Louisiana Third Circuit Court of Appeal Affirms Judgment Finding Employer Was Arbitrary and Capricious in Controverting Claim for Workers’ Compensation Benefits

Published by The Pellegrin Firm October 1, 2019

In a September 18, 2019 decision, The Louisiana Third Circuit Court of Appeal affirmed a Lake Charles workers’ compensation judge’s decision to award workers’ compensation benefits, attorneys’ fees, and penalties to an injured employee of Chicago Bridge & Iron. The employee was injured while stepping off a crane on a rainy day. At first, Chicago Bridge & Iron accommodated his limitations, but after he missed several days of work due to complications from an injection related to the work injury, he was terminated.
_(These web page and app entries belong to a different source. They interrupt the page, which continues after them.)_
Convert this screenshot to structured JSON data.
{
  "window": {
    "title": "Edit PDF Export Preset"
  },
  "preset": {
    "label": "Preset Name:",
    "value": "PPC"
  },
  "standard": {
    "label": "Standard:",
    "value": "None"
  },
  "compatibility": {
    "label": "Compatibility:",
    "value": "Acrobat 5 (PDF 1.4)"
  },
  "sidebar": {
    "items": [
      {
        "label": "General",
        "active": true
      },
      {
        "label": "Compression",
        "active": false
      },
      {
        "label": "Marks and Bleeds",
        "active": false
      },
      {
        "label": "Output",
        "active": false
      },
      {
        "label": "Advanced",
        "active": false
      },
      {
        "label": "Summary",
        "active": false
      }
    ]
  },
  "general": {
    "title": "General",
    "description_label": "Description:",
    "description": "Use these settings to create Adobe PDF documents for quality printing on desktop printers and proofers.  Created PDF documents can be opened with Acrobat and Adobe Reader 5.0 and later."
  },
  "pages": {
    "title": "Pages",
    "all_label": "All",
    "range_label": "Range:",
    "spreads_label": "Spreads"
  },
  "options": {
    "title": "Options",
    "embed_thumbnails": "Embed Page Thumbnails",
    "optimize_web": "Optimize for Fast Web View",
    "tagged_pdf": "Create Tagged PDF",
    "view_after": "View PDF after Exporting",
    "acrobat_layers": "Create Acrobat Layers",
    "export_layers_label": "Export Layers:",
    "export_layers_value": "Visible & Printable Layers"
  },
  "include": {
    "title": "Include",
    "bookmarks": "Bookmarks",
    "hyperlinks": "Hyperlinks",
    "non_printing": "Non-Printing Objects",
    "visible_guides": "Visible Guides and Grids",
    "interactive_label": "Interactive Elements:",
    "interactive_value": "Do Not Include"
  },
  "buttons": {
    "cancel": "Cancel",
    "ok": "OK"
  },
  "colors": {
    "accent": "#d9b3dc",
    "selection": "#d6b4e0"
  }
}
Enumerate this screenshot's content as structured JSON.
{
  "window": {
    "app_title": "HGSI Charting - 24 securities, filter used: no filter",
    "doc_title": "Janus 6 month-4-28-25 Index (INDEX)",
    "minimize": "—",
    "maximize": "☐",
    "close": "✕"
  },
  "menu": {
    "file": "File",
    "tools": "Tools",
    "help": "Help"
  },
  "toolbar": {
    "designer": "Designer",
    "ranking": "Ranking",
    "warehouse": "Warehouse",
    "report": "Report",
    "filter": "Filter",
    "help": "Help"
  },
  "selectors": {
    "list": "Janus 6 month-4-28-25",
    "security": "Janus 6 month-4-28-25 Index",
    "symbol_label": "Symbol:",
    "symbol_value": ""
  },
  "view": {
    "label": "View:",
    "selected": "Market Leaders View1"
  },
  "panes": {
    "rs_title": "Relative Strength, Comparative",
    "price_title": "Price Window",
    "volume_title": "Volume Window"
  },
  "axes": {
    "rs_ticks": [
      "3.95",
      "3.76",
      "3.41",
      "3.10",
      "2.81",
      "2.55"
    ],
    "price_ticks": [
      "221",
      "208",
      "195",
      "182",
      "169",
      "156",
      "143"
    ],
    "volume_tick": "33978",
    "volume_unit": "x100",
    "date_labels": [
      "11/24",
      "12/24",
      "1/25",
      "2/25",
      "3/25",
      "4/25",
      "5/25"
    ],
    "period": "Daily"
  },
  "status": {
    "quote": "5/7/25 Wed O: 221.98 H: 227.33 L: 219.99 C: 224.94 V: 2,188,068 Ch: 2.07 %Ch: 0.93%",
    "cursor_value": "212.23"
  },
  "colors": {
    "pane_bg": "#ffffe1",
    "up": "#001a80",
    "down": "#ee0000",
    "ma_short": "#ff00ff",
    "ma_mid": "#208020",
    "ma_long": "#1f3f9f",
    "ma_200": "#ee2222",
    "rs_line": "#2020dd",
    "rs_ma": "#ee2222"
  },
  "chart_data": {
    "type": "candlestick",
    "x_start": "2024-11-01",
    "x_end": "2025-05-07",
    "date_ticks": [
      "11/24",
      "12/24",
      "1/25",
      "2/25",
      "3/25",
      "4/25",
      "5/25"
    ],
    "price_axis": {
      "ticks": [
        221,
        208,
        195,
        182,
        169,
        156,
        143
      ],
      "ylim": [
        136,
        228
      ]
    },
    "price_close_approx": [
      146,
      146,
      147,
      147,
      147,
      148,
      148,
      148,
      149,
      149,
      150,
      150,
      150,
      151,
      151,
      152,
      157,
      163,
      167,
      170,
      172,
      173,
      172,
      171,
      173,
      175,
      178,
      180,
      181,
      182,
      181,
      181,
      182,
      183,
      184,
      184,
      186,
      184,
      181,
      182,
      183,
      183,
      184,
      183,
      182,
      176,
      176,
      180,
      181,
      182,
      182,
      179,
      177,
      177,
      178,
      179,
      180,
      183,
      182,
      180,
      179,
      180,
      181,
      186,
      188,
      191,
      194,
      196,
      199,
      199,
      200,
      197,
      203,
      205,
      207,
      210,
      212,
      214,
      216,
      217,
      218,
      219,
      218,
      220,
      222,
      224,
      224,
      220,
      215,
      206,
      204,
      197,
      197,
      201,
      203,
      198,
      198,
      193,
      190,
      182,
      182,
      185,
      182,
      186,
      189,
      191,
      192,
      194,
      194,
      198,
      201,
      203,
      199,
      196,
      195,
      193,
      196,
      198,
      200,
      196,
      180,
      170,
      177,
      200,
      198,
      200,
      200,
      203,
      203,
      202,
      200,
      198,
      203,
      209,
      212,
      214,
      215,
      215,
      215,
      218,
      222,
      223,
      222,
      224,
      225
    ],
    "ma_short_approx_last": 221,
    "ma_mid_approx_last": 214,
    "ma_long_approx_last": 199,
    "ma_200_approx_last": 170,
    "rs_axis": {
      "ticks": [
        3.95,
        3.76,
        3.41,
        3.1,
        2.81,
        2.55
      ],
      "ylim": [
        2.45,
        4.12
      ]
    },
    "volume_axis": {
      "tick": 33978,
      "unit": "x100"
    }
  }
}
Chicago Bridge & Iron, along with its workers’ compensation insurer, argued that the employee forfeited his rights to benefits due to the fact that he gave confusing answers on a form he filled out on past injures when he first started the job. The workers’ compensation judge found that while his answers were confusing and contradictory, he made an effort to disclose past injuries to his knee and leg. Forfeiture of benefits is a drastic remedy, and when it appears a worker has given false answers on a pre-employment form due to error or confusion, benefits should generally not be forfeited. Also, the mere presence of a preexisting condition does not mean an injured employee cannot get worker’s compensation benefits for a work-related injury that exacerbates or aggravates the condition.

The workers’ compensation judge found that the worker was entitled to benefits, the termination was pretextual, and the worker was entitled to penalties and attorneys’ fees for failure to pay benefits timely. The case is Ralph Weaver v. Chicago Bridge & Iron, Docket No. 18-719 in the Court of Appeal.